PROBLEM:
The reply must be the number of lines in the following material that include the word "data", and nothing more.

LISTED ENTRIES:
....

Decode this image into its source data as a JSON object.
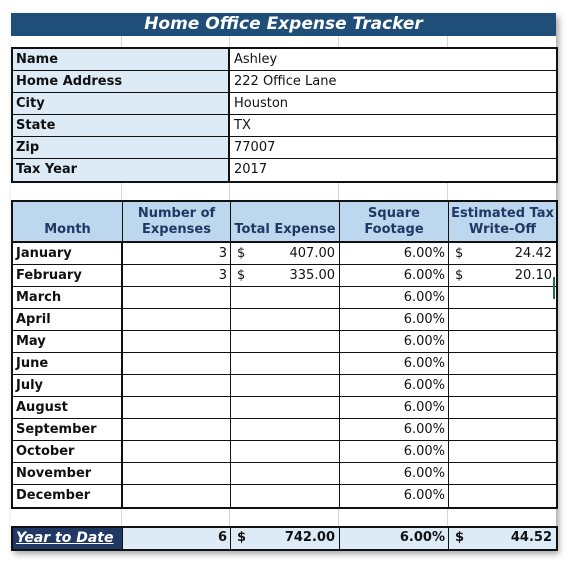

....

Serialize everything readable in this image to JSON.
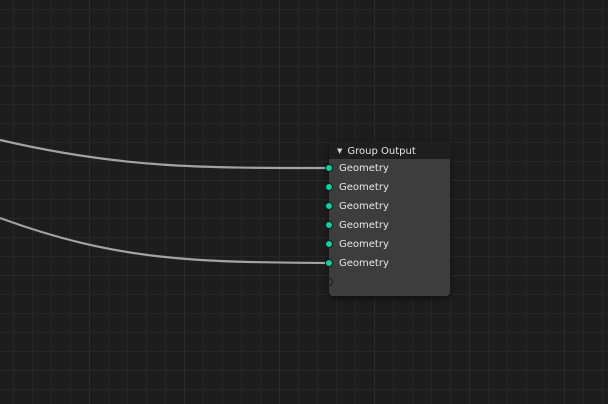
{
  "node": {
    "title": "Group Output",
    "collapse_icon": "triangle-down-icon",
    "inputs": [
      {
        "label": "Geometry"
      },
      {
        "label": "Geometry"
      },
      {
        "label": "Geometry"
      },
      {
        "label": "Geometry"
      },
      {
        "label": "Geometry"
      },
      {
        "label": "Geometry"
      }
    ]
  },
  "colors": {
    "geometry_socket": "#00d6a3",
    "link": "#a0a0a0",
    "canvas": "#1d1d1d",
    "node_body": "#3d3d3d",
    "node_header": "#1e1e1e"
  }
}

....

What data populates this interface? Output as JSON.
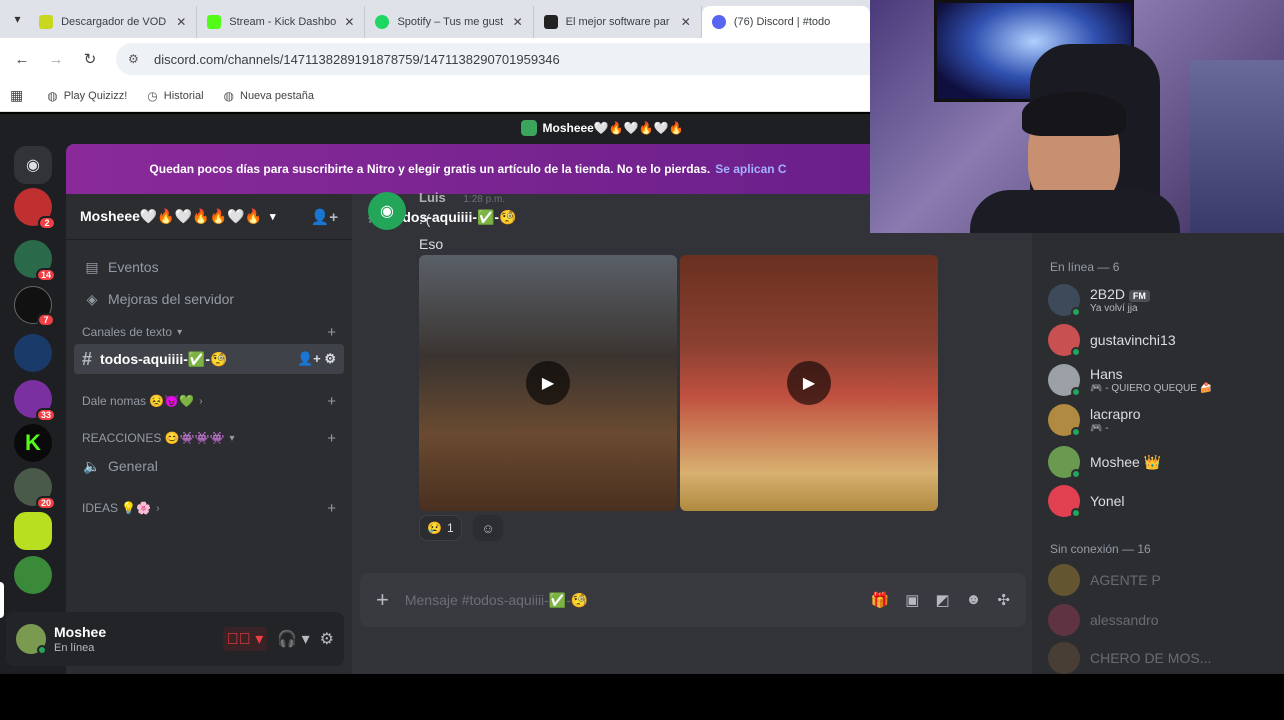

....

RESPONSE BOX:
2